A senior Israeli diplomatic source confirmed to Al-Monitor that while European capitals are pressuring Jerusalem to change its stance, they also express understanding of the difficult spot Israel finds itself in, with the Russia's military presence in Syria and involvement in the Vienna talks on Iran. The source confirmed that the European Union did not make any diplomatic complaints vis-à-vis Israel on this issue.

Another Israeli diplomat told Al-Monitor that it would be easier for Israel to refuse to join a sanctions package that focuses on Russian energy than one that freezes the assets of Russian oligarchs. Only 20% of Israel’s electricity is produced with Russian coal. Jerusalem could argue that Israeli sanctions on Russian coal would produce little pressure on Moscow. The oligarchs issue appears to be more delicate.

Israeli diplomats are closely followin​​​​​​g the NATO, G7 and European Union summits taking place one after another today and tomorrow in Brussels. NATO Secretary General Jens Stoltenberg said today that the alliance will continue to assist Ukraine militarily, including with anti-missile systems and drones. The anti-missile systems could be American-made Patriots, which Israel is also using.
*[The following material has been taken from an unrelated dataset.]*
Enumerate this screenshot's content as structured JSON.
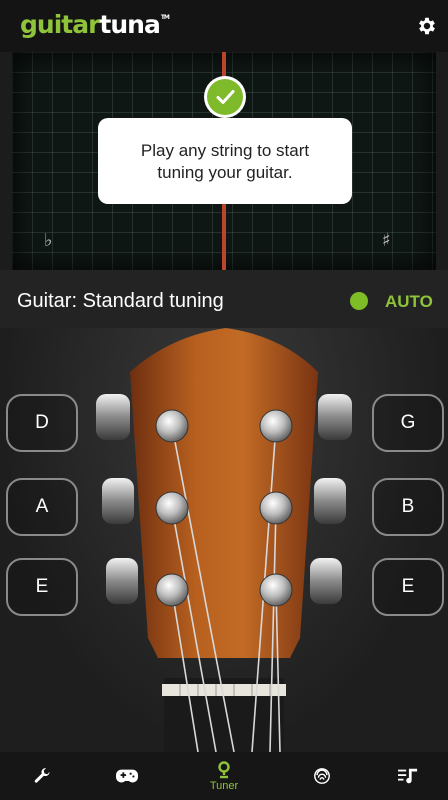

Jerusalem has made it clear to Kyiv it will not offer it weapons.